We can speak of a combination of circumstances. In the history of human evolution, the ability to reproduce has always been extremely valued and associated with performance. Clearly, the more children you had, the better you were perceived. This may explain why some men give in to this instinctive biological need to reproduce and renew, when they can, reproductive success. Especially since these men are helped to achieve this biologically. They do not experience the same decline in fertility experienced by women during menopause, nor are they concerned by the increased risks associated with late delivery. And if they are in a relationship with a younger woman, as is often the case, the desire to start a family may appear all the stronger, motivated by the partner. Some men I interviewed during my investigation also told me that they waited to meet the right person to take action.
Becoming a father at over 60 remains a rare phenomenon, which is usually observed in rich, famous and/or powerful people.
Anna Machin, researcher in evolutionary anthropology
Behind this desire for fatherhood among the over 60s, would there not be a desire to restart the clock at zero? To rejuvenate themselves by taking on the role of "young" father, or even to protect themselves from their close mortality?
There is no evidence to support this hypothesis, but it can be considered in men who believe that their virility feeds their identity or strengthens their ego. But this reflection does not seem to be in the minority.
Freed from the biological clock, can we imagine that it is also easier for them to project themselves into a late paternity?
Absolutely. In their eyes, fatherhood is not a physical constraint and represents little risk, except that of not seeing their child grow up. Contrary to popular belief, many feel that this parenthood comes at a high point in their lives since they are financially and professionally stable, or even at the peak of their careers.

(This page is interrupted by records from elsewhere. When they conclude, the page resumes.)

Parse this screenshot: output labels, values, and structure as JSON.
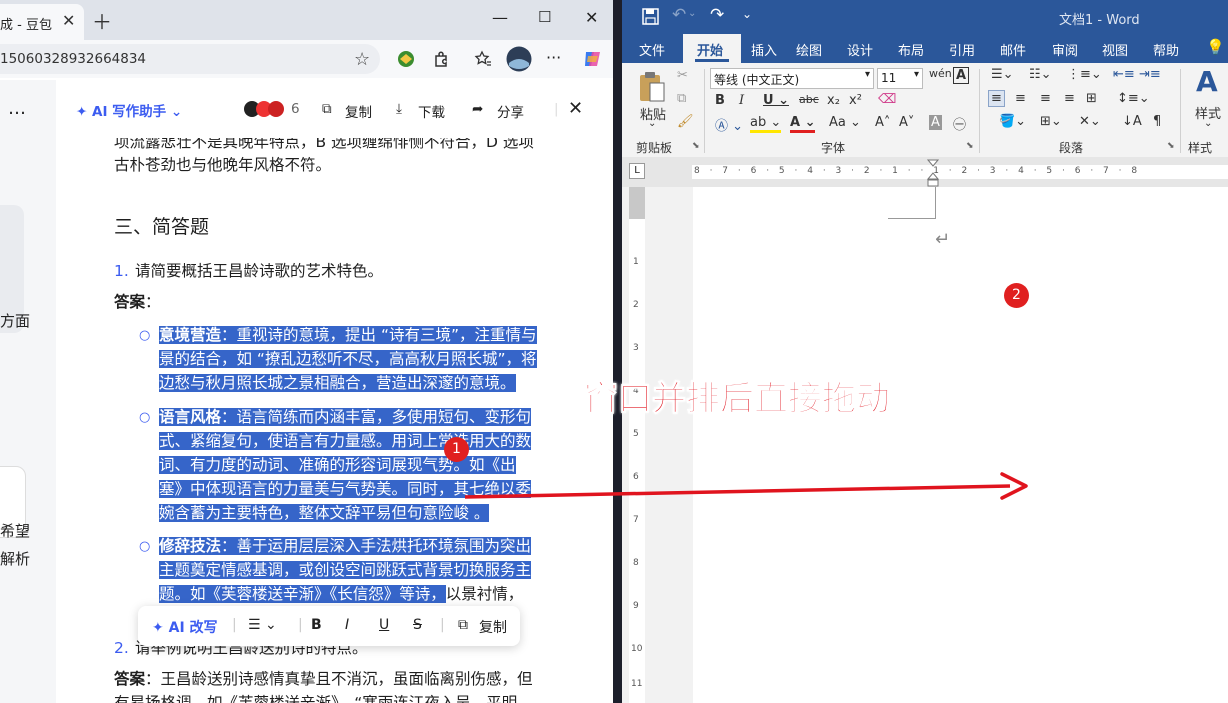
{
  "browser": {
    "tab_title": "成 - 豆包",
    "url": "15060328932664834",
    "side_texts": [
      "…",
      "方面",
      "希望",
      "解析"
    ],
    "toolbar": {
      "ai_assistant": "AI 写作助手",
      "avatar_count": "6",
      "copy": "复制",
      "download": "下载",
      "share": "分享"
    },
    "content": {
      "line_top1": "项流露悲壮不是其晚年特点，B 选项缠绵悱恻不符合，D 选项",
      "line_top2": "古朴苍劲也与他晚年风格不符。",
      "section_heading": "三、简答题",
      "q1_num": "1.",
      "q1": "请简要概括王昌龄诗歌的艺术特色。",
      "answer_label": "答案",
      "answer_colon": "：",
      "b1_title": "意境营造",
      "b1_l1": "：重视诗的意境，提出 “诗有三境”，注重情与",
      "b1_l2": "景的结合，如 “撩乱边愁听不尽，高高秋月照长城”，将",
      "b1_l3": "边愁与秋月照长城之景相融合，营造出深邃的意境。",
      "b2_title": "语言风格",
      "b2_l1": "：语言简练而内涵丰富，多使用短句、变形句",
      "b2_l2": "式、紧缩复句，使语言有力量感。用词上常选用大的数",
      "b2_l3": "词、有力度的动词、准确的形容词展现气势。如《出",
      "b2_l4": "塞》中体现语言的力量美与气势美。同时，其七绝以委",
      "b2_l5": "婉含蓄为主要特色，整体文辞平易但句意险峻 。",
      "b3_title": "修辞技法",
      "b3_l1": "：善于运用层层深入手法烘托环境氛围为突出",
      "b3_l2": "主题奠定情感基调，或创设空间跳跃式背景切换服务主",
      "b3_l3": "题。如《芙蓉楼送辛渐》《长信怨》等诗，",
      "b3_l3_rest": "以景衬情，",
      "q2_num": "2.",
      "q2": "请举例说明王昌龄送别诗的特点。",
      "a2_label": "答案",
      "a2_l1": "：王昌龄送别诗感情真挚且不消沉，虽面临离别伤感，但",
      "a2_l2": "有昂扬格调，如《芙蓉楼送辛渐》，“寒雨连江夜入吴，平明"
    },
    "float_toolbar": {
      "ai_rewrite": "AI 改写",
      "copy": "复制"
    }
  },
  "word": {
    "title": "文档1  -  Word",
    "tabs": [
      "文件",
      "开始",
      "插入",
      "绘图",
      "设计",
      "布局",
      "引用",
      "邮件",
      "审阅",
      "视图",
      "帮助"
    ],
    "active_tab": "开始",
    "font_name": "等线 (中文正文)",
    "font_size": "11",
    "paste_label": "粘贴",
    "style_label": "样式",
    "groups": [
      "剪贴板",
      "字体",
      "段落",
      "样式"
    ],
    "vruler_numbers": [
      "1",
      "2",
      "3",
      "4",
      "5",
      "6",
      "7",
      "8",
      "9",
      "10",
      "11"
    ],
    "hruler_text": "8 · 7 · 6 · 5 · 4 · 3 · 2 · 1 ·    · 1 · 2 · 3 · 4 · 5 · 6 · 7 · 8"
  },
  "annotations": {
    "badge1": "1",
    "badge2": "2",
    "overlay_text": "窗口并排后直接拖动",
    "arrow_color": "#e0141e"
  }
}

With the pressure of success behind them, this leaves them plenty of time to devote more time to their offspring.
How do they apprehend their relationship with the child, their age gap, the possibility of being a burden on their child in the event of an illness related to old age?
This question of their own mortality is at the center of their concerns. Of course, most of them dread that fateful moment. Some fear that they won't stay long enough to see the child grow up. Others make sure to maintain a healthy lifestyle as much as possible and maintain their physical fitness more to give themselves the chance to be there as long as possible.
In their eyes, fatherhood is not a physical constraint and represents little risk, except that of not seeing their child grow up.
Anna Machin, researcher in evolutionary anthropology
When the child arrives, how do they experience this late parenting?
The majority of them are doing very well. This is due to their previous experiences. Many have already had children and see this new baby as yet another chance to do things well and better.